= Assignment =
Make an exact copy of the entries that come next.

Supplied material Start Marker

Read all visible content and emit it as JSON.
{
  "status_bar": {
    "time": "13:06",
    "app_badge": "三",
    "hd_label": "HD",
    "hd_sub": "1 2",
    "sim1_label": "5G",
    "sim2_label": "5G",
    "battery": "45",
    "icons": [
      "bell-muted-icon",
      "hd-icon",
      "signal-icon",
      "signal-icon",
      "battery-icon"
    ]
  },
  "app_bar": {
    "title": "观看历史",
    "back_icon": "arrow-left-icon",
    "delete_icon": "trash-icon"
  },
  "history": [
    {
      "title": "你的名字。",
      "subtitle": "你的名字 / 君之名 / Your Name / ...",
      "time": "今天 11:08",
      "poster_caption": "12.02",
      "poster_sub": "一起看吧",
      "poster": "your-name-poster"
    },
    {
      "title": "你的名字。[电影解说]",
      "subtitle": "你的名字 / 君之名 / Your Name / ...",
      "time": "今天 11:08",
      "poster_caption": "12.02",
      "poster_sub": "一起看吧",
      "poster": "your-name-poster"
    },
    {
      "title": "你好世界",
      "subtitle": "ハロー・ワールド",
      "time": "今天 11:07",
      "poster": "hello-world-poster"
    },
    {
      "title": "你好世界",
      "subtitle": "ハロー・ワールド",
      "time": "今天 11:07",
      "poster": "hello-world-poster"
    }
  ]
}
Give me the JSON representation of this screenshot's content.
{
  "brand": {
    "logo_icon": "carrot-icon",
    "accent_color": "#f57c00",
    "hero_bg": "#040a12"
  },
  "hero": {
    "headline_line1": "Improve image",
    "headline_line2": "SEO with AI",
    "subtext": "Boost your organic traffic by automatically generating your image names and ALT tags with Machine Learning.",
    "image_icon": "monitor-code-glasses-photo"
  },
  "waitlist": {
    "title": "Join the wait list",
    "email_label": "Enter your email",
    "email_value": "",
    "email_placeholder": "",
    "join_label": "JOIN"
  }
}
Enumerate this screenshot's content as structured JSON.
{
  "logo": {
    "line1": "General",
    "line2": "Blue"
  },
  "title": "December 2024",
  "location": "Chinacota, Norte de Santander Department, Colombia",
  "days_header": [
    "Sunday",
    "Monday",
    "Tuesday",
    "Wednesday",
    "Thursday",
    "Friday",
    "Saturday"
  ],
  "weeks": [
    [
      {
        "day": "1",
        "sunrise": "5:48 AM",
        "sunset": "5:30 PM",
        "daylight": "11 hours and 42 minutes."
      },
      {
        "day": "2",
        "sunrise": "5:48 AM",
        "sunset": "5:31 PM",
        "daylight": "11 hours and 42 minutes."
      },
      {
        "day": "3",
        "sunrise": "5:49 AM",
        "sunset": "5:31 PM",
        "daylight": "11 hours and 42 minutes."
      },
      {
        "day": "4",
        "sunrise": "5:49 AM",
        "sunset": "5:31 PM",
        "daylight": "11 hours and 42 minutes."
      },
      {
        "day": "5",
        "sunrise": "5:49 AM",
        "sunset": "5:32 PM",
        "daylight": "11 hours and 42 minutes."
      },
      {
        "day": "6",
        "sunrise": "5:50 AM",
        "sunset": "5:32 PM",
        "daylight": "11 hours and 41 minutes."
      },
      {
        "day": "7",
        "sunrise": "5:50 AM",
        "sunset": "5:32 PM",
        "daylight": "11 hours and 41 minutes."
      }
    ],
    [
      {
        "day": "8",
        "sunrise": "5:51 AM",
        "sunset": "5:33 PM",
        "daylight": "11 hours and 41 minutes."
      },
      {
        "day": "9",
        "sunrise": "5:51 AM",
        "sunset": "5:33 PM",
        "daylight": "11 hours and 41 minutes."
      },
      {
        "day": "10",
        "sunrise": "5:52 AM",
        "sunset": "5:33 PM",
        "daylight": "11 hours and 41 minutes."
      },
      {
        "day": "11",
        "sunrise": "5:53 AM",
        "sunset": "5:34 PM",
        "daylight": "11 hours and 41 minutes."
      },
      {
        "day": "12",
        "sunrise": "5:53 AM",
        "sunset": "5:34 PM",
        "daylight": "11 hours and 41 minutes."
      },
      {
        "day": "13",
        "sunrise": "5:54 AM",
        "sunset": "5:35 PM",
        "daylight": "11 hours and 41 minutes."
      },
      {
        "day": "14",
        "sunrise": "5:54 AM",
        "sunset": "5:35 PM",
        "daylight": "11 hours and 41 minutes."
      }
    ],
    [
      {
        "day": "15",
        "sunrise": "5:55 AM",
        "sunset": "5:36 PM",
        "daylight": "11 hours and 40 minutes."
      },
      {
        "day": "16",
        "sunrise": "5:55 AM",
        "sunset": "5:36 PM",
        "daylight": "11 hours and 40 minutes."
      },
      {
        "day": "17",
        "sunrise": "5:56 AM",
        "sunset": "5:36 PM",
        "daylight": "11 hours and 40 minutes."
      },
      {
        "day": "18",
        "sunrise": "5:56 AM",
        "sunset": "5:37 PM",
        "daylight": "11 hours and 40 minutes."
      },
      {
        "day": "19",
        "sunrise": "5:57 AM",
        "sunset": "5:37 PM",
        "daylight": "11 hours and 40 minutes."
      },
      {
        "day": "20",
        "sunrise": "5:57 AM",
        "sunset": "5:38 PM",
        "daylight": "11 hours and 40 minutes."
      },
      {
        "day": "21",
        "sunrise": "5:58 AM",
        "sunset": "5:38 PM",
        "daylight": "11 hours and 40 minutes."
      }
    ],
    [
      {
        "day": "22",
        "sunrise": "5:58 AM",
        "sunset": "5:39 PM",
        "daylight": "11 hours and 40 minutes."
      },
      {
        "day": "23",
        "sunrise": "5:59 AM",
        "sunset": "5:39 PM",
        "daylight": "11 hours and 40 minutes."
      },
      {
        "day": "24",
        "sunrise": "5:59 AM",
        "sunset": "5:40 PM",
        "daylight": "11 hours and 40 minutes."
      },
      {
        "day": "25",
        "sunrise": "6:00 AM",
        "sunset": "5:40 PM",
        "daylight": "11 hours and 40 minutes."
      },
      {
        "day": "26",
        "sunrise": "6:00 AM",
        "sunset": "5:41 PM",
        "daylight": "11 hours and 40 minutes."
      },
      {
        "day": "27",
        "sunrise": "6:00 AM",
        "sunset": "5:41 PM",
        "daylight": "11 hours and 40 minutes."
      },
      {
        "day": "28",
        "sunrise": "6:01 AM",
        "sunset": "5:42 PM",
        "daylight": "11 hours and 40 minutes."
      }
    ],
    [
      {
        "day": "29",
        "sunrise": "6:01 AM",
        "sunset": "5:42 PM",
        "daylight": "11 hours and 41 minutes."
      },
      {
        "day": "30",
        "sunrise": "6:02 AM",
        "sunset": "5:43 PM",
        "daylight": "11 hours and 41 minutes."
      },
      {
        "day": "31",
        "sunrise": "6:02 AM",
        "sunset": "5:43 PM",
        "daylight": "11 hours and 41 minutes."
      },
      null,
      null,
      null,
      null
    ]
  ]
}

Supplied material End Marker

= Finished task =
Read all visible content and emit it as JSON.
{
  "status_bar": {
    "time": "13:06",
    "app_badge": "三",
    "hd_label": "HD",
    "hd_sub": "1 2",
    "sim1_label": "5G",
    "sim2_label": "5G",
    "battery": "45",
    "icons": [
      "bell-muted-icon",
      "hd-icon",
      "signal-icon",
      "signal-icon",
      "battery-icon"
    ]
  },
  "app_bar": {
    "title": "观看历史",
    "back_icon": "arrow-left-icon",
    "delete_icon": "trash-icon"
  },
  "history": [
    {
      "title": "你的名字。",
      "subtitle": "你的名字 / 君之名 / Your Name / ...",
      "time": "今天 11:08",
      "poster_caption": "12.02",
      "poster_sub": "一起看吧",
      "poster": "your-name-poster"
    },
    {
      "title": "你的名字。[电影解说]",
      "subtitle": "你的名字 / 君之名 / Your Name / ...",
      "time": "今天 11:08",
      "poster_caption": "12.02",
      "poster_sub": "一起看吧",
      "poster": "your-name-poster"
    },
    {
      "title": "你好世界",
      "subtitle": "ハロー・ワールド",
      "time": "今天 11:07",
      "poster": "hello-world-poster"
    },
    {
      "title": "你好世界",
      "subtitle": "ハロー・ワールド",
      "time": "今天 11:07",
      "poster": "hello-world-poster"
    }
  ]
}
Give me the JSON representation of this screenshot's content.
{
  "brand": {
    "logo_icon": "carrot-icon",
    "accent_color": "#f57c00",
    "hero_bg": "#040a12"
  },
  "hero": {
    "headline_line1": "Improve image",
    "headline_line2": "SEO with AI",
    "subtext": "Boost your organic traffic by automatically generating your image names and ALT tags with Machine Learning.",
    "image_icon": "monitor-code-glasses-photo"
  },
  "waitlist": {
    "title": "Join the wait list",
    "email_label": "Enter your email",
    "email_value": "",
    "email_placeholder": "",
    "join_label": "JOIN"
  }
}
Enumerate this screenshot's content as structured JSON.
{
  "logo": {
    "line1": "General",
    "line2": "Blue"
  },
  "title": "December 2024",
  "location": "Chinacota, Norte de Santander Department, Colombia",
  "days_header": [
    "Sunday",
    "Monday",
    "Tuesday",
    "Wednesday",
    "Thursday",
    "Friday",
    "Saturday"
  ],
  "weeks": [
    [
      {
        "day": "1",
        "sunrise": "5:48 AM",
        "sunset": "5:30 PM",
        "daylight": "11 hours and 42 minutes."
      },
      {
        "day": "2",
        "sunrise": "5:48 AM",
        "sunset": "5:31 PM",
        "daylight": "11 hours and 42 minutes."
      },
      {
        "day": "3",
        "sunrise": "5:49 AM",
        "sunset": "5:31 PM",
        "daylight": "11 hours and 42 minutes."
      },
      {
        "day": "4",
        "sunrise": "5:49 AM",
        "sunset": "5:31 PM",
        "daylight": "11 hours and 42 minutes."
      },
      {
        "day": "5",
        "sunrise": "5:49 AM",
        "sunset": "5:32 PM",
        "daylight": "11 hours and 42 minutes."
      },
      {
        "day": "6",
        "sunrise": "5:50 AM",
        "sunset": "5:32 PM",
        "daylight": "11 hours and 41 minutes."
      },
      {
        "day": "7",
        "sunrise": "5:50 AM",
        "sunset": "5:32 PM",
        "daylight": "11 hours and 41 minutes."
      }
    ],
    [
      {
        "day": "8",
        "sunrise": "5:51 AM",
        "sunset": "5:33 PM",
        "daylight": "11 hours and 41 minutes."
      },
      {
        "day": "9",
        "sunrise": "5:51 AM",
        "sunset": "5:33 PM",
        "daylight": "11 hours and 41 minutes."
      },
      {
        "day": "10",
        "sunrise": "5:52 AM",
        "sunset": "5:33 PM",
        "daylight": "11 hours and 41 minutes."
      },
      {
        "day": "11",
        "sunrise": "5:53 AM",
        "sunset": "5:34 PM",
        "daylight": "11 hours and 41 minutes."
      },
      {
        "day": "12",
        "sunrise": "5:53 AM",
        "sunset": "5:34 PM",
        "daylight": "11 hours and 41 minutes."
      },
      {
        "day": "13",
        "sunrise": "5:54 AM",
        "sunset": "5:35 PM",
        "daylight": "11 hours and 41 minutes."
      },
      {
        "day": "14",
        "sunrise": "5:54 AM",
        "sunset": "5:35 PM",
        "daylight": "11 hours and 41 minutes."
      }
    ],
    [
      {
        "day": "15",
        "sunrise": "5:55 AM",
        "sunset": "5:36 PM",
        "daylight": "11 hours and 40 minutes."
      },
      {
        "day": "16",
        "sunrise": "5:55 AM",
        "sunset": "5:36 PM",
        "daylight": "11 hours and 40 minutes."
      },
      {
        "day": "17",
        "sunrise": "5:56 AM",
        "sunset": "5:36 PM",
        "daylight": "11 hours and 40 minutes."
      },
      {
        "day": "18",
        "sunrise": "5:56 AM",
        "sunset": "5:37 PM",
        "daylight": "11 hours and 40 minutes."
      },
      {
        "day": "19",
        "sunrise": "5:57 AM",
        "sunset": "5:37 PM",
        "daylight": "11 hours and 40 minutes."
      },
      {
        "day": "20",
        "sunrise": "5:57 AM",
        "sunset": "5:38 PM",
        "daylight": "11 hours and 40 minutes."
      },
      {
        "day": "21",
        "sunrise": "5:58 AM",
        "sunset": "5:38 PM",
        "daylight": "11 hours and 40 minutes."
      }
    ],
    [
      {
        "day": "22",
        "sunrise": "5:58 AM",
        "sunset": "5:39 PM",
        "daylight": "11 hours and 40 minutes."
      },
      {
        "day": "23",
        "sunrise": "5:59 AM",
        "sunset": "5:39 PM",
        "daylight": "11 hours and 40 minutes."
      },
      {
        "day": "24",
        "sunrise": "5:59 AM",
        "sunset": "5:40 PM",
        "daylight": "11 hours and 40 minutes."
      },
      {
        "day": "25",
        "sunrise": "6:00 AM",
        "sunset": "5:40 PM",
        "daylight": "11 hours and 40 minutes."
      },
      {
        "day": "26",
        "sunrise": "6:00 AM",
        "sunset": "5:41 PM",
        "daylight": "11 hours and 40 minutes."
      },
      {
        "day": "27",
        "sunrise": "6:00 AM",
        "sunset": "5:41 PM",
        "daylight": "11 hours and 40 minutes."
      },
      {
        "day": "28",
        "sunrise": "6:01 AM",
        "sunset": "5:42 PM",
        "daylight": "11 hours and 40 minutes."
      }
    ],
    [
      {
        "day": "29",
        "sunrise": "6:01 AM",
        "sunset": "5:42 PM",
        "daylight": "11 hours and 41 minutes."
      },
      {
        "day": "30",
        "sunrise": "6:02 AM",
        "sunset": "5:43 PM",
        "daylight": "11 hours and 41 minutes."
      },
      {
        "day": "31",
        "sunrise": "6:02 AM",
        "sunset": "5:43 PM",
        "daylight": "11 hours and 41 minutes."
      },
      null,
      null,
      null,
      null
    ]
  ]
}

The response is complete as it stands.